:: REQUIRED WORK ::
Scan the records for the string "JSON"; copy each line where it occurs.

:: Records from a data collection ::
- - - - -

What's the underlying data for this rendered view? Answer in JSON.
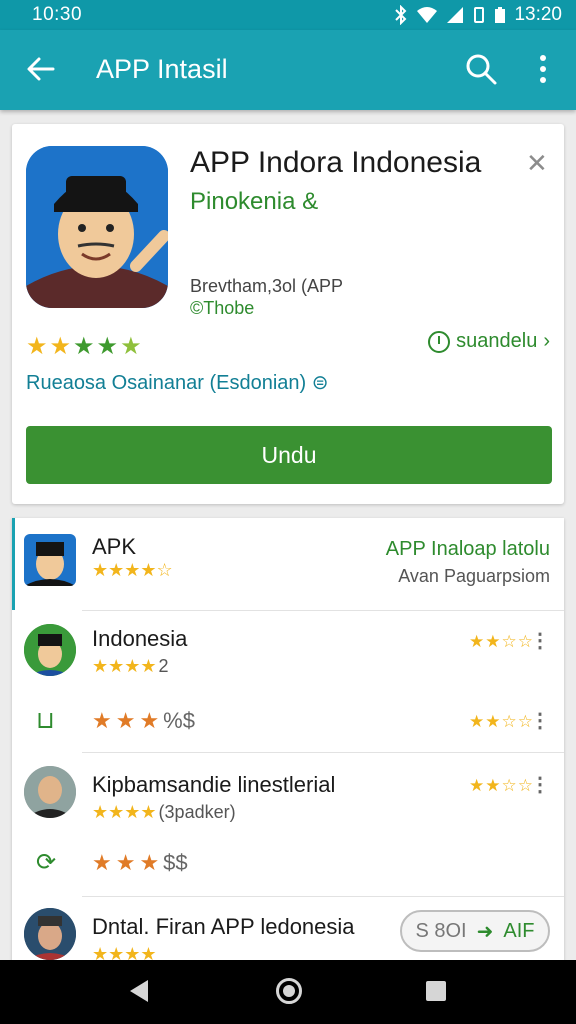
{
  "status_bar": {
    "time_left": "10:30",
    "time_right": "13:20",
    "icons": [
      "bluetooth-icon",
      "wifi-icon",
      "signal-icon",
      "vibrate-icon",
      "battery-icon"
    ]
  },
  "app_bar": {
    "title": "APP Intasil",
    "icons": [
      "back-arrow-icon",
      "search-icon",
      "more-vert-icon"
    ]
  },
  "detail_card": {
    "app_name": "APP Indora Indonesia",
    "developer": "Pinokenia &",
    "info_line_1": "Brevtham,3ol (APP",
    "info_line_2": "©Thobe",
    "rating_value": 4.5,
    "rating_stars": "★★★★★",
    "meta_link": "suandelu",
    "release": "Rueaosa Osainanar (Esdonian)",
    "install_label": "Undu",
    "accent_color": "#3a9132"
  },
  "list": {
    "promo": {
      "name": "APK",
      "stars": "★★★★☆",
      "title": "APP Inaloap latolu",
      "subtitle": "Avan Paguarpsiom"
    },
    "items": [
      {
        "name": "Indonesia",
        "stars": "★★★★",
        "count": "2",
        "right_stars": "★★☆☆",
        "sub_icon": "lock-icon",
        "sub_stars": "★★★",
        "sub_symbol": "%$",
        "sub_right_stars": "★★☆☆"
      },
      {
        "name": "Kipbamsandie linestlerial",
        "stars": "★★★★",
        "count": "(3padker)",
        "right_stars": "★★☆☆",
        "sub_icon": "refresh-icon",
        "sub_stars": "★★★",
        "sub_symbol": "$$"
      },
      {
        "name": "Dntal. Firan APP ledonesia",
        "stars": "★★★★",
        "pill_left": "S 8OI",
        "pill_right": "AIF"
      }
    ]
  },
  "nav_bar": {
    "buttons": [
      "back-icon",
      "home-icon",
      "recents-icon"
    ]
  }
}
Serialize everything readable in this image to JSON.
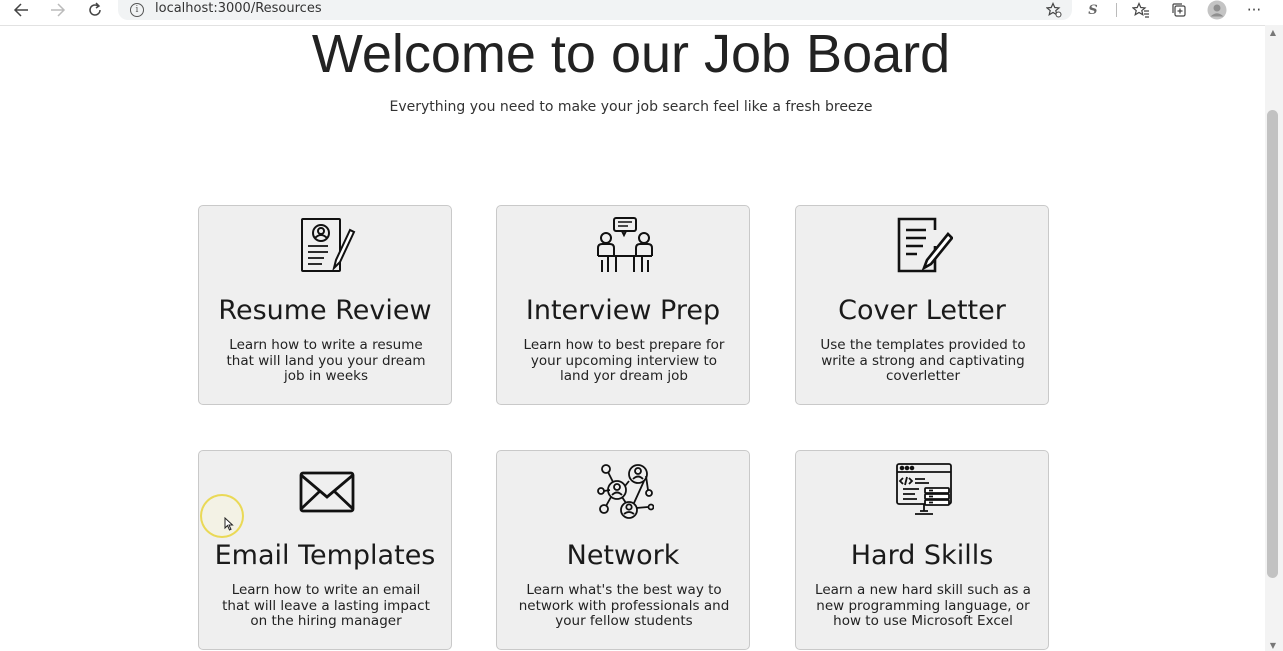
{
  "browser": {
    "url": "localhost:3000/Resources",
    "info_glyph": "i",
    "icons": [
      "back-icon",
      "forward-icon",
      "refresh-icon",
      "info-icon",
      "favorite-add-icon",
      "extension-s-icon",
      "favorites-icon",
      "collections-icon",
      "profile-icon",
      "more-icon"
    ],
    "extension_label": "S",
    "more_label": "···"
  },
  "hero": {
    "title": "Welcome to our Job Board",
    "subtitle": "Everything you need to make your job search feel like a fresh breeze"
  },
  "cards": [
    {
      "title": "Resume Review",
      "description": "Learn how to write a resume that will land you your dream job in weeks",
      "icon": "resume-icon"
    },
    {
      "title": "Interview Prep",
      "description": "Learn how to best prepare for your upcoming interview to land yor dream job",
      "icon": "interview-icon"
    },
    {
      "title": "Cover Letter",
      "description": "Use the templates provided to write a strong and captivating coverletter",
      "icon": "cover-letter-icon"
    },
    {
      "title": "Email Templates",
      "description": "Learn how to write an email that will leave a lasting impact on the hiring manager",
      "icon": "email-icon"
    },
    {
      "title": "Network",
      "description": "Learn what's the best way to network with professionals and your fellow students",
      "icon": "network-icon"
    },
    {
      "title": "Hard Skills",
      "description": "Learn a new hard skill such as a new programming language, or how to use Microsoft Excel",
      "icon": "hard-skills-icon"
    }
  ],
  "colors": {
    "card_background": "#efefef",
    "card_border": "#c9c9c9",
    "cursor_highlight": "#e8d43c"
  }
}
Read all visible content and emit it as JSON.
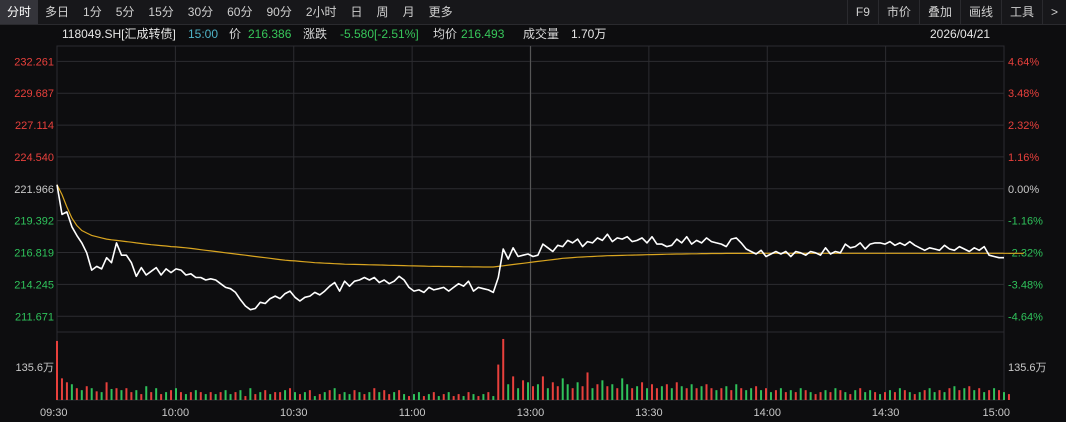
{
  "toolbar": {
    "tabs": [
      "分时",
      "多日",
      "1分",
      "5分",
      "15分",
      "30分",
      "60分",
      "90分",
      "2小时",
      "日",
      "周",
      "月",
      "更多"
    ],
    "right_buttons": [
      "F9",
      "市价",
      "叠加",
      "画线",
      "工具",
      ">"
    ]
  },
  "info": {
    "code": "118049.SH[汇成转债]",
    "time": "15:00",
    "price_label": "价",
    "price": "216.386",
    "change_label": "涨跌",
    "change": "-5.580[-2.51%]",
    "avg_label": "均价",
    "avg": "216.493",
    "volume_label": "成交量",
    "volume": "1.70万",
    "date": "2026/04/21"
  },
  "colors": {
    "up": "#e8403c",
    "down": "#2fc25b",
    "price_line": "#ffffff",
    "avg_line": "#d9a520",
    "grid": "#2c2c30",
    "neutral_text": "#c8c8c8"
  },
  "chart_data": {
    "type": "line",
    "prev_close": 221.966,
    "ylim": [
      210.4,
      233.5
    ],
    "y_ticks_left": [
      "232.261",
      "229.687",
      "227.114",
      "224.540",
      "221.966",
      "219.392",
      "216.819",
      "214.245",
      "211.671"
    ],
    "y_ticks_right": [
      "4.64%",
      "3.48%",
      "2.32%",
      "1.16%",
      "0.00%",
      "-1.16%",
      "-2.32%",
      "-3.48%",
      "-4.64%"
    ],
    "x_ticks": [
      "09:30",
      "10:00",
      "10:30",
      "11:00",
      "13:00",
      "13:30",
      "14:00",
      "14:30",
      "15:00"
    ],
    "volume_tick": "135.6万",
    "series": [
      {
        "values": [
          222.3,
          219.9,
          220.1,
          218.9,
          218.2,
          217.6,
          216.8,
          215.4,
          215.7,
          215.5,
          216.4,
          216.0,
          217.6,
          216.6,
          216.6,
          216.0,
          214.9,
          215.6,
          215.0,
          215.3,
          215.6,
          215.0,
          215.5,
          215.2,
          215.5,
          215.4,
          215.0,
          215.1,
          214.8,
          214.8,
          214.6,
          214.7,
          214.6,
          214.3,
          214.0,
          213.9,
          213.6,
          213.0,
          212.5,
          212.2,
          212.3,
          212.8,
          212.7,
          213.1,
          213.3,
          213.1,
          213.5,
          213.7,
          213.2,
          212.9,
          213.2,
          213.3,
          213.6,
          213.4,
          213.7,
          214.1,
          214.4,
          213.7,
          214.5,
          214.1,
          214.5,
          214.6,
          214.8,
          214.6,
          214.8,
          214.4,
          214.6,
          214.3,
          214.5,
          214.9,
          214.6,
          214.0,
          213.7,
          213.8,
          213.6,
          214.0,
          213.8,
          213.9,
          214.0,
          213.7,
          214.0,
          214.3,
          214.1,
          214.5,
          213.7,
          214.0,
          213.9,
          213.8,
          213.6,
          214.8,
          217.1,
          216.3,
          217.2,
          216.5,
          216.6,
          216.7,
          216.5,
          216.6,
          217.5,
          217.2,
          216.9,
          217.4,
          217.3,
          217.8,
          217.6,
          217.9,
          217.3,
          217.7,
          217.6,
          218.0,
          217.8,
          218.3,
          217.7,
          218.0,
          217.9,
          218.1,
          217.7,
          217.8,
          218.0,
          217.6,
          218.1,
          217.5,
          217.5,
          217.3,
          217.4,
          217.9,
          217.6,
          218.1,
          217.5,
          217.8,
          217.6,
          218.0,
          217.7,
          217.6,
          217.5,
          217.3,
          217.9,
          218.0,
          217.6,
          217.1,
          216.9,
          216.7,
          217.0,
          216.5,
          216.7,
          216.9,
          216.7,
          216.9,
          216.5,
          216.9,
          216.8,
          216.6,
          216.9,
          216.8,
          216.6,
          217.2,
          216.7,
          216.9,
          216.8,
          217.5,
          217.2,
          217.3,
          217.6,
          217.1,
          217.5,
          217.6,
          217.6,
          217.5,
          217.7,
          217.4,
          217.6,
          217.4,
          217.7,
          217.4,
          217.2,
          217.0,
          217.2,
          217.1,
          217.0,
          217.4,
          217.1,
          217.0,
          217.3,
          217.1,
          216.9,
          217.2,
          217.0,
          217.3,
          216.6,
          216.5,
          216.4,
          216.4
        ]
      },
      {
        "values": [
          222.3,
          221.5,
          220.5,
          219.6,
          219.0,
          218.6,
          218.4,
          218.2,
          218.1,
          218.0,
          217.9,
          217.85,
          217.8,
          217.75,
          217.7,
          217.65,
          217.6,
          217.55,
          217.5,
          217.45,
          217.42,
          217.38,
          217.35,
          217.3,
          217.27,
          217.23,
          217.2,
          217.15,
          217.1,
          217.05,
          217.0,
          216.95,
          216.9,
          216.85,
          216.8,
          216.75,
          216.7,
          216.65,
          216.6,
          216.55,
          216.5,
          216.45,
          216.4,
          216.35,
          216.3,
          216.25,
          216.2,
          216.17,
          216.14,
          216.1,
          216.07,
          216.04,
          216.0,
          215.98,
          215.96,
          215.94,
          215.92,
          215.9,
          215.88,
          215.87,
          215.86,
          215.85,
          215.84,
          215.83,
          215.82,
          215.81,
          215.8,
          215.79,
          215.78,
          215.77,
          215.76,
          215.75,
          215.74,
          215.73,
          215.72,
          215.71,
          215.7,
          215.7,
          215.69,
          215.69,
          215.68,
          215.68,
          215.67,
          215.67,
          215.66,
          215.66,
          215.65,
          215.65,
          215.65,
          215.7,
          215.75,
          215.8,
          215.85,
          215.9,
          215.95,
          216.0,
          216.05,
          216.1,
          216.15,
          216.2,
          216.25,
          216.3,
          216.35,
          216.38,
          216.41,
          216.44,
          216.46,
          216.48,
          216.5,
          216.52,
          216.54,
          216.56,
          216.57,
          216.58,
          216.59,
          216.6,
          216.61,
          216.62,
          216.63,
          216.64,
          216.65,
          216.66,
          216.67,
          216.68,
          216.69,
          216.7,
          216.7,
          216.71,
          216.72,
          216.72,
          216.73,
          216.73,
          216.74,
          216.74,
          216.74,
          216.75,
          216.75,
          216.75,
          216.75,
          216.75,
          216.75,
          216.76,
          216.76,
          216.76,
          216.76,
          216.76,
          216.76,
          216.76,
          216.76,
          216.76,
          216.76,
          216.76,
          216.76,
          216.76,
          216.76,
          216.76,
          216.76,
          216.76,
          216.76,
          216.76,
          216.76,
          216.76,
          216.76,
          216.76,
          216.76,
          216.76,
          216.76,
          216.76,
          216.76,
          216.76,
          216.76,
          216.76,
          216.76,
          216.76,
          216.76,
          216.76,
          216.76,
          216.76,
          216.76,
          216.76,
          216.76,
          216.76,
          216.76,
          216.76,
          216.76,
          216.76,
          216.76,
          216.76,
          216.76,
          216.76,
          216.76,
          216.76,
          216.76,
          216.76,
          216.76,
          216.76
        ]
      }
    ],
    "volume_ratio": [
      1.5,
      0.55,
      0.45,
      0.4,
      0.3,
      0.25,
      0.35,
      0.3,
      0.22,
      0.2,
      0.45,
      0.28,
      0.3,
      0.25,
      0.3,
      0.2,
      0.25,
      0.15,
      0.35,
      0.2,
      0.3,
      0.15,
      0.2,
      0.25,
      0.3,
      0.2,
      0.15,
      0.2,
      0.25,
      0.2,
      0.15,
      0.2,
      0.15,
      0.2,
      0.25,
      0.15,
      0.2,
      0.25,
      0.1,
      0.3,
      0.15,
      0.2,
      0.25,
      0.15,
      0.2,
      0.2,
      0.25,
      0.3,
      0.2,
      0.15,
      0.2,
      0.25,
      0.1,
      0.15,
      0.2,
      0.25,
      0.3,
      0.15,
      0.2,
      0.15,
      0.25,
      0.2,
      0.15,
      0.2,
      0.3,
      0.2,
      0.25,
      0.15,
      0.2,
      0.25,
      0.15,
      0.1,
      0.15,
      0.2,
      0.1,
      0.15,
      0.2,
      0.1,
      0.15,
      0.2,
      0.1,
      0.15,
      0.1,
      0.2,
      0.15,
      0.1,
      0.15,
      0.2,
      0.1,
      0.9,
      1.55,
      0.4,
      0.6,
      0.3,
      0.5,
      0.45,
      0.35,
      0.4,
      0.6,
      0.3,
      0.45,
      0.35,
      0.55,
      0.4,
      0.3,
      0.45,
      0.35,
      0.7,
      0.3,
      0.4,
      0.5,
      0.35,
      0.4,
      0.3,
      0.55,
      0.4,
      0.3,
      0.35,
      0.45,
      0.3,
      0.4,
      0.3,
      0.35,
      0.4,
      0.3,
      0.45,
      0.35,
      0.3,
      0.4,
      0.3,
      0.35,
      0.4,
      0.3,
      0.25,
      0.3,
      0.35,
      0.25,
      0.4,
      0.3,
      0.25,
      0.3,
      0.35,
      0.25,
      0.3,
      0.2,
      0.25,
      0.3,
      0.2,
      0.25,
      0.2,
      0.3,
      0.25,
      0.2,
      0.15,
      0.2,
      0.25,
      0.2,
      0.3,
      0.25,
      0.2,
      0.15,
      0.25,
      0.3,
      0.2,
      0.25,
      0.2,
      0.15,
      0.2,
      0.25,
      0.2,
      0.3,
      0.25,
      0.2,
      0.15,
      0.2,
      0.25,
      0.3,
      0.2,
      0.25,
      0.2,
      0.3,
      0.35,
      0.25,
      0.3,
      0.35,
      0.25,
      0.3,
      0.2,
      0.25,
      0.3,
      0.25,
      0.2,
      0.15
    ],
    "volume_dir": [
      1,
      1,
      1,
      0,
      1,
      0,
      1,
      0,
      1,
      0,
      1,
      0,
      1,
      0,
      1,
      1,
      0,
      1,
      0,
      1,
      0,
      1,
      0,
      1,
      0,
      1,
      0,
      1,
      0,
      1,
      0,
      1,
      0,
      1,
      0,
      0,
      1,
      0,
      1,
      0,
      1,
      0,
      1,
      0,
      1,
      1,
      0,
      1,
      0,
      1,
      0,
      1,
      0,
      1,
      0,
      1,
      0,
      1,
      0,
      0,
      1,
      0,
      1,
      0,
      1,
      0,
      1,
      1,
      0,
      1,
      0,
      1,
      0,
      0,
      1,
      0,
      1,
      0,
      1,
      0,
      1,
      1,
      0,
      1,
      0,
      1,
      0,
      1,
      0,
      1,
      1,
      0,
      1,
      0,
      1,
      0,
      1,
      0,
      1,
      0,
      1,
      1,
      0,
      0,
      1,
      0,
      1,
      1,
      0,
      1,
      0,
      1,
      0,
      1,
      0,
      0,
      1,
      0,
      1,
      0,
      1,
      1,
      0,
      1,
      0,
      1,
      0,
      1,
      0,
      1,
      0,
      1,
      1,
      0,
      1,
      0,
      1,
      0,
      1,
      0,
      0,
      1,
      0,
      1,
      0,
      1,
      0,
      1,
      0,
      1,
      0,
      1,
      0,
      1,
      1,
      0,
      1,
      0,
      1,
      0,
      1,
      0,
      1,
      0,
      0,
      1,
      0,
      1,
      0,
      1,
      0,
      1,
      0,
      1,
      0,
      1,
      0,
      0,
      1,
      0,
      1,
      0,
      1,
      0,
      1,
      0,
      1,
      0,
      1,
      0,
      1,
      0,
      1,
      0,
      0
    ]
  }
}
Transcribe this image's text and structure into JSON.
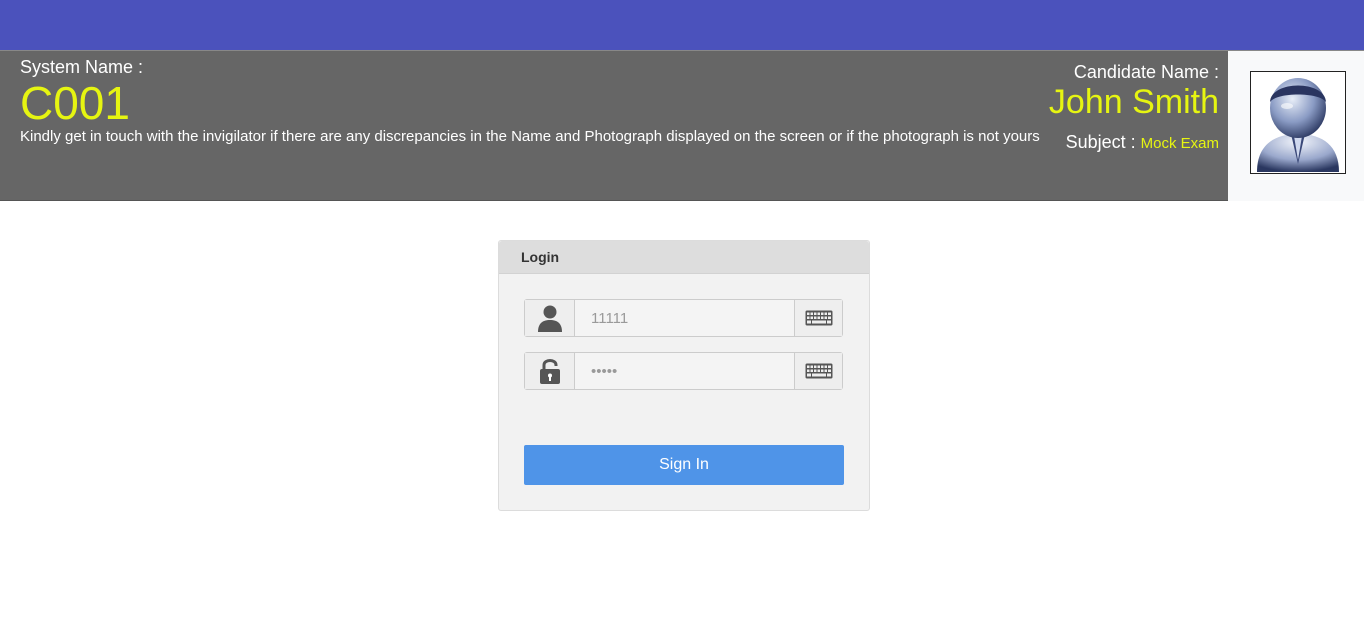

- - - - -

:: SOLUTION TO THIS EXERCISE ::
What's the underlying data for this rendered view? Answer in JSON.
Serialize everything readable in this image to JSON.
Read all visible content and emit it as JSON.
Transcribe this image's text and structure into JSON.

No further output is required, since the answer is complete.